Using Derivatives to Profitably Manage Risk for a Pension Fund (w/ Jim Keohane)
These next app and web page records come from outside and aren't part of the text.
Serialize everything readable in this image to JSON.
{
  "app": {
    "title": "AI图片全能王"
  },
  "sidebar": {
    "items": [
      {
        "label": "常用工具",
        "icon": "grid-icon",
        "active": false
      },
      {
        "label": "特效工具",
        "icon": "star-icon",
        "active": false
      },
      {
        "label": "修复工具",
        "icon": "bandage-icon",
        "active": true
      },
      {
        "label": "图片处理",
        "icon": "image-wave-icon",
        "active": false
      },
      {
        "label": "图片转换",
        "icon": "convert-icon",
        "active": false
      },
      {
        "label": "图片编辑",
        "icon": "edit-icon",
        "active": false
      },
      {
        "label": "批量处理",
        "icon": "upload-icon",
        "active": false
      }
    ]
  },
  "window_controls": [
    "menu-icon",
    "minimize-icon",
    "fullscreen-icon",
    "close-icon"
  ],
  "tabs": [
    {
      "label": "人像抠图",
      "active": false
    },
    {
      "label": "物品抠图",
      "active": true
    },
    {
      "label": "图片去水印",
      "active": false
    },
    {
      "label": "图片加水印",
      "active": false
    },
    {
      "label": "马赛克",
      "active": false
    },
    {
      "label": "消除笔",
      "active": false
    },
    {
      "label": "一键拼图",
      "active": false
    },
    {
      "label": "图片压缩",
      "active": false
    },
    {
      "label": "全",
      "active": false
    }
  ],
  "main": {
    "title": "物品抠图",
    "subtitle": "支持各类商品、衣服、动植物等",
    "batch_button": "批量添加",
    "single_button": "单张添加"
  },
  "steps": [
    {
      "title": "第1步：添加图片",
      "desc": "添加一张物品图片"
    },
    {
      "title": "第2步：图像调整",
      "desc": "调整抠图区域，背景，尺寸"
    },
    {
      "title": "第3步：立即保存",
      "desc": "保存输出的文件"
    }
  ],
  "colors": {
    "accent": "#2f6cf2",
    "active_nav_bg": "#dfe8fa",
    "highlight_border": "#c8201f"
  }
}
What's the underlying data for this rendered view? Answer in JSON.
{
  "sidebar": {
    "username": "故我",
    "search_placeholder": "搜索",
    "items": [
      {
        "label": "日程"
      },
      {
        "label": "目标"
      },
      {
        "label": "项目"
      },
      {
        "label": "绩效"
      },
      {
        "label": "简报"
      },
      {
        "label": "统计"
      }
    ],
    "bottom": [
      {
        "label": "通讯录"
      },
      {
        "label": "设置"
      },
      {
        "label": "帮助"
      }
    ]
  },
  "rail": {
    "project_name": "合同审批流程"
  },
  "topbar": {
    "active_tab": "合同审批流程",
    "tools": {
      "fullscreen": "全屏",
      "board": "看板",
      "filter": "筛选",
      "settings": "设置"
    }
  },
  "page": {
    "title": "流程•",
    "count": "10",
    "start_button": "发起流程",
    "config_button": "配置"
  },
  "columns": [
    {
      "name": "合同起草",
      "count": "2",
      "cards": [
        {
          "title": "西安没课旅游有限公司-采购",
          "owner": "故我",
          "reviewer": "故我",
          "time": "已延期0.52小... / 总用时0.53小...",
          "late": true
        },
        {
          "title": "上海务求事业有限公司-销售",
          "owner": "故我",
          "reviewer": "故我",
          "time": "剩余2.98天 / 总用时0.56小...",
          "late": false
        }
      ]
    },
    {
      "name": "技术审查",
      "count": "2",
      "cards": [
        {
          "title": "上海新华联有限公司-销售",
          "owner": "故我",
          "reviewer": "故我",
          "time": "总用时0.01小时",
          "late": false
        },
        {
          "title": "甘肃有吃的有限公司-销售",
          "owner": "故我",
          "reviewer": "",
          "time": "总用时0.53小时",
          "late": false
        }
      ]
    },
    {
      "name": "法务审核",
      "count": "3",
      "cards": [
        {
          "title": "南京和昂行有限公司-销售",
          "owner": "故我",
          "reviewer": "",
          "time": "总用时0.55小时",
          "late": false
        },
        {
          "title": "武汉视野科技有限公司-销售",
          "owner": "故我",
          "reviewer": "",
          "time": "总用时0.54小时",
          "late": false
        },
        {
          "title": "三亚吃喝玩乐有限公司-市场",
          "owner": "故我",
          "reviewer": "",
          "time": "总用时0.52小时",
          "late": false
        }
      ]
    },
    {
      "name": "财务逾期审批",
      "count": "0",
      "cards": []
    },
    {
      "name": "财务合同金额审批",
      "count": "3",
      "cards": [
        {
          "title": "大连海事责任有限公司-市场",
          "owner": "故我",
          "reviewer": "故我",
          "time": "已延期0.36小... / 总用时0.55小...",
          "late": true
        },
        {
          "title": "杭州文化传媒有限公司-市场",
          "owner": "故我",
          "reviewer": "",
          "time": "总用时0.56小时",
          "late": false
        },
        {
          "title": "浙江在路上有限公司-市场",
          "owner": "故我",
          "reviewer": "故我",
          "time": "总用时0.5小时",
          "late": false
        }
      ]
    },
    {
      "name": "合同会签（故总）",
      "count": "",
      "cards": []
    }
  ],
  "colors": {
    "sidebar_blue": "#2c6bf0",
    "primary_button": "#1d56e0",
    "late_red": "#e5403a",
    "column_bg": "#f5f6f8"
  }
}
ED HARRISON: We were talking earlier before the interview about your transition and one of the places where you can make a difference is in terms of fees. And it's interesting in terms of how a pension plan can deal with costs. And we were talking in particular about Nortel Networks. They were 37% of the TSX, the Toronto Stock Exchange index, and huge outsized risk for HOOPP at the time. But you were able to manage that risk in a very positive way. You gave me a big number about of $800 million, $850 million. Talk me through that episode when Nortel had tanked during the tech bust. JIM KEOHANE: Sure. So we're a very big user of derivatives-- one of the largest in the world, actually. And most people are scared of derivatives, but if you use them properly, they're very powerful risk management tools. And I think we're a very sophisticated user of derivatives. So what we did at the time-- Nortel became this disproportionate weight in the index and at that time, we had a bunch of outside managers as well. So when you start drilling down in all these portfolios, they all had Nortel in them. So what we did is we did an overlay on top of the thing using derivatives. So I was charged with trying to keep our exposure below 5% of the fund. And so I used what we call a costless collar to do that transaction, which is effectively buying put options-- to sell a stock at a fixed price for a period of time. And to pay for that, we sold call options about 50% above the market, which would cause you to actually force you to sell a stock if it went up by more than 15%. So it effectively capped our exposure within our range. And we did that in very material size, because of the size of the exposure we had. And so I think it was right around 2000, Nortel warned, and stock went down 30% one day. And so in that one day, that offset gained us about $850 million. ED HARRISON: $850 million, right. And the thing is that what you're talking about is reducing the volatility. You still have exposure, but you capping upside and downside. And that's part of the profile that you're talking about in terms of risk. This is something that you can do that individuals can't do. That's something that we're going to be talking about going forward. JIM KEOHANE: Yeah, so individuals just wouldn't have the credit worthiness to do with strategies like that. Because of our size, we're an extremely credit worthy counterparty. So Wall Street banks are very willing to deal with us knowing that when it comes time to pay, we'll pay. Whereas individuals, they would never do that strategy because you know people could go bankrupt and they can't get their money from them.